Universal Health Care in the U.S.

By Clete Delvaux, Green Bay

Here are some sobering thoughts gathered from the introduction of T. R. Reid’s 2009 book The Healing of America.

“Government and academic studies report that more than 20,000 die in the prime of life each year from medical problems that could be treated, because they can’t afford to see a doctor…. That doesn’t happen in any other developed country. Hundreds of thousands of Americans go bankrupt every year because of medical bills. That doesn’t happen in any other developed country either.” Now you might say that 2009 was more than ten years ago. Do you think things have changed in 2020? Not on your life!

Another source says that in the United States system of health care, 160 million or roughly half the population receives their medical insurance through their job. The Covid 19 pandemic has resulted in a tidal wave of job layoffs which could mean that up to 43 million workers could lose their health insurance. That won’t happen in any other developed country either, for they all have some form of universal health insurance. Reid in his ensuing chapters looks at the health care systems of these other developed countries. They all differ in what they offer their citizens, but every citizen is guaranteed health care.

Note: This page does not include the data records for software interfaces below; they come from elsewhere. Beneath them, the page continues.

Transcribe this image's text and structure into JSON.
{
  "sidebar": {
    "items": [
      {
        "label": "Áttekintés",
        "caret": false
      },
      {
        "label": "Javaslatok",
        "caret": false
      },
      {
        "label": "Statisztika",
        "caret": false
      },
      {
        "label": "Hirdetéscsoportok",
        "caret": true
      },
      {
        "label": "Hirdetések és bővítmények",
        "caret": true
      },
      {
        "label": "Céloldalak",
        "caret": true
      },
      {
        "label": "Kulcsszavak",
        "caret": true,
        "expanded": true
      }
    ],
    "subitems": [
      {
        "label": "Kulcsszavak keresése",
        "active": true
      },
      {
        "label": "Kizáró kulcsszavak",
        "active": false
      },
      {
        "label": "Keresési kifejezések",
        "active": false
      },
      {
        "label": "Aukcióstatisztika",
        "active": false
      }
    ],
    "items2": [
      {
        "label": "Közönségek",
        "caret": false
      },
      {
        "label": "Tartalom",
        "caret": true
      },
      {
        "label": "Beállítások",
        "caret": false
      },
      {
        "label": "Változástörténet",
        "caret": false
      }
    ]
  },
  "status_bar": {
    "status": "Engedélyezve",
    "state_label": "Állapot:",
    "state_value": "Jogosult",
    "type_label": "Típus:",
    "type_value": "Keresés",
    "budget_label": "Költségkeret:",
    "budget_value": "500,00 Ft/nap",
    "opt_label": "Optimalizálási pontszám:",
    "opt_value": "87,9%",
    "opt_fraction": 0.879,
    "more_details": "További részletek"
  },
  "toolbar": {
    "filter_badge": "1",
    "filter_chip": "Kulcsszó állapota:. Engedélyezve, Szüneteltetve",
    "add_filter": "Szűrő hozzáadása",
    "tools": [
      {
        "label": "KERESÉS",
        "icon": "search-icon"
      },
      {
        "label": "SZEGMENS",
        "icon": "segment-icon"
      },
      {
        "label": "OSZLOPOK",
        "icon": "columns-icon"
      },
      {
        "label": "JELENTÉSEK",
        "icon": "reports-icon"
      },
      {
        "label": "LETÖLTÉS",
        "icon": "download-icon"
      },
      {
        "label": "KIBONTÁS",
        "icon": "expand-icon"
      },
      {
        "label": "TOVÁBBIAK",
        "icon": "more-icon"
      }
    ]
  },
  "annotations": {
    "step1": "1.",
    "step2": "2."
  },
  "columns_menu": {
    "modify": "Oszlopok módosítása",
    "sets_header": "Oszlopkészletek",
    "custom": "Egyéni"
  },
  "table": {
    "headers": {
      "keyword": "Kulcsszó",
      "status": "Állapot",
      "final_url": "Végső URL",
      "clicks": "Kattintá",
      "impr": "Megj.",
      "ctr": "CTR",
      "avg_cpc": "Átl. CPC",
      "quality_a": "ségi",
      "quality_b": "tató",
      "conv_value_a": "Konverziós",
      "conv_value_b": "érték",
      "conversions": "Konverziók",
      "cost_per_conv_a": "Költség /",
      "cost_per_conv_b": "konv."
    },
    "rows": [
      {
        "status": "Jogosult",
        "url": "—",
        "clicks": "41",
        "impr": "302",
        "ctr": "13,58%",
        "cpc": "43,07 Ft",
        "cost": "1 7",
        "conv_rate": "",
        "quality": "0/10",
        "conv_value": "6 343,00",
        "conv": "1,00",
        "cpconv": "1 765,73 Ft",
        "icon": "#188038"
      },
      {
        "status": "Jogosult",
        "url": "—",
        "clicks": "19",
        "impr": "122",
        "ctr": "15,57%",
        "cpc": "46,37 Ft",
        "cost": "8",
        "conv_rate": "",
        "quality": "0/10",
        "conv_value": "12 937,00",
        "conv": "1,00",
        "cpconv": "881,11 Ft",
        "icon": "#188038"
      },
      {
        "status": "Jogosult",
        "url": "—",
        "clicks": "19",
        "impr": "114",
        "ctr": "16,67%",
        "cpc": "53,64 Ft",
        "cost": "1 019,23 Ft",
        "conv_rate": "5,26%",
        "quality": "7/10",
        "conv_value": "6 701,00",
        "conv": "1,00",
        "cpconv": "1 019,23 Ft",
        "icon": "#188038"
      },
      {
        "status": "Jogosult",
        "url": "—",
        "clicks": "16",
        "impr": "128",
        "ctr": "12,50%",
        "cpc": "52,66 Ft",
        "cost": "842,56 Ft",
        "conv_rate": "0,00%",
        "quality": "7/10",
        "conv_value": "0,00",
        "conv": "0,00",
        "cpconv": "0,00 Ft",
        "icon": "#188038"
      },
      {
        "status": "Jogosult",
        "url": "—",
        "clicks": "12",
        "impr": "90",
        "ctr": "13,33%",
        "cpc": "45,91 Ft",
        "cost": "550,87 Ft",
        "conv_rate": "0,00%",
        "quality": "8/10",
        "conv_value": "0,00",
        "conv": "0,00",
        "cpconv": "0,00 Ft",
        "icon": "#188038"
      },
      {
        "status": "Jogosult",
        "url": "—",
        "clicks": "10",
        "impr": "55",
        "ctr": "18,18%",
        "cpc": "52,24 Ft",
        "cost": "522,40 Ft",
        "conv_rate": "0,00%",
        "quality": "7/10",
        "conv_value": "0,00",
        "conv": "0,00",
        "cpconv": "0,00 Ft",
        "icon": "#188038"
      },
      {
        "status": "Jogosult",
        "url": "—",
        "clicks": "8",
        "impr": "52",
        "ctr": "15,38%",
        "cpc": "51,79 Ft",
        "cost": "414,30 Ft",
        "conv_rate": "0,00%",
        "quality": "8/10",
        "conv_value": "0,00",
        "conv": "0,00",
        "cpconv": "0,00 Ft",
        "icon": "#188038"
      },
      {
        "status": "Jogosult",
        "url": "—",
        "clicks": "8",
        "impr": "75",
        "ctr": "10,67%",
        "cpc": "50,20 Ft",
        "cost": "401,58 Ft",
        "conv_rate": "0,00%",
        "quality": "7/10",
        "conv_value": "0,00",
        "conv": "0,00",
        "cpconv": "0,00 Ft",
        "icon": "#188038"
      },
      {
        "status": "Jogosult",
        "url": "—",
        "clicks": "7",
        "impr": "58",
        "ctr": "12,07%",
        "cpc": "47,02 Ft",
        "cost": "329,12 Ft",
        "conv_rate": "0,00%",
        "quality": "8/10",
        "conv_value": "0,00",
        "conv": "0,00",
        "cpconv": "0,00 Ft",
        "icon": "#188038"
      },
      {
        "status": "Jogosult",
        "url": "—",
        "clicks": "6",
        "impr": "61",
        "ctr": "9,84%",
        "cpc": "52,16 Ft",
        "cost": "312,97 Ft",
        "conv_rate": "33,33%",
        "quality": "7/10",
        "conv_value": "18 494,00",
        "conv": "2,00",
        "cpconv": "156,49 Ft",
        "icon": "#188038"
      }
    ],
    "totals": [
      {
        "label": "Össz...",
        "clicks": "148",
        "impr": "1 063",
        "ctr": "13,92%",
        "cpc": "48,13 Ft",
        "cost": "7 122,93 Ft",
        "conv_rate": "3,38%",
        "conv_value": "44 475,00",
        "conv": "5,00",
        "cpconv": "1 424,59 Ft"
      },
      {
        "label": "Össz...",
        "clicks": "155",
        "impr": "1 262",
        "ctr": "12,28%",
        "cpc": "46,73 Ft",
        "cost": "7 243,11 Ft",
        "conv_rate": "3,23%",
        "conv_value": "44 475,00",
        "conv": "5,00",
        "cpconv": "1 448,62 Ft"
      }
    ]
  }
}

Reid continues, “Efforts to change the [U.S. health] system tend to be derailed by arguments about ‘big government’ or ‘free enterprise’ or ‘socialism.’” Another factor I see in the run-up to this year’s presidential election is cost. Even Democrat presidential contender Joe Biden says that we cannot afford a universal health system! How is it that the acclaimed richest country in the world cannot afford to provide universal health care for its citizens when the other developed countries on earth do provide medical care for any one of its citizens who gets sick?

The answer is that the other developed countries have answered a basic moral question: Should they guarantee medical treatment to everyone who needs it? Do their citizens have a right to health care? The U.S. has so far ignored this moral question. It’s time for the U.S. to come down on the side of health care for all its citizens.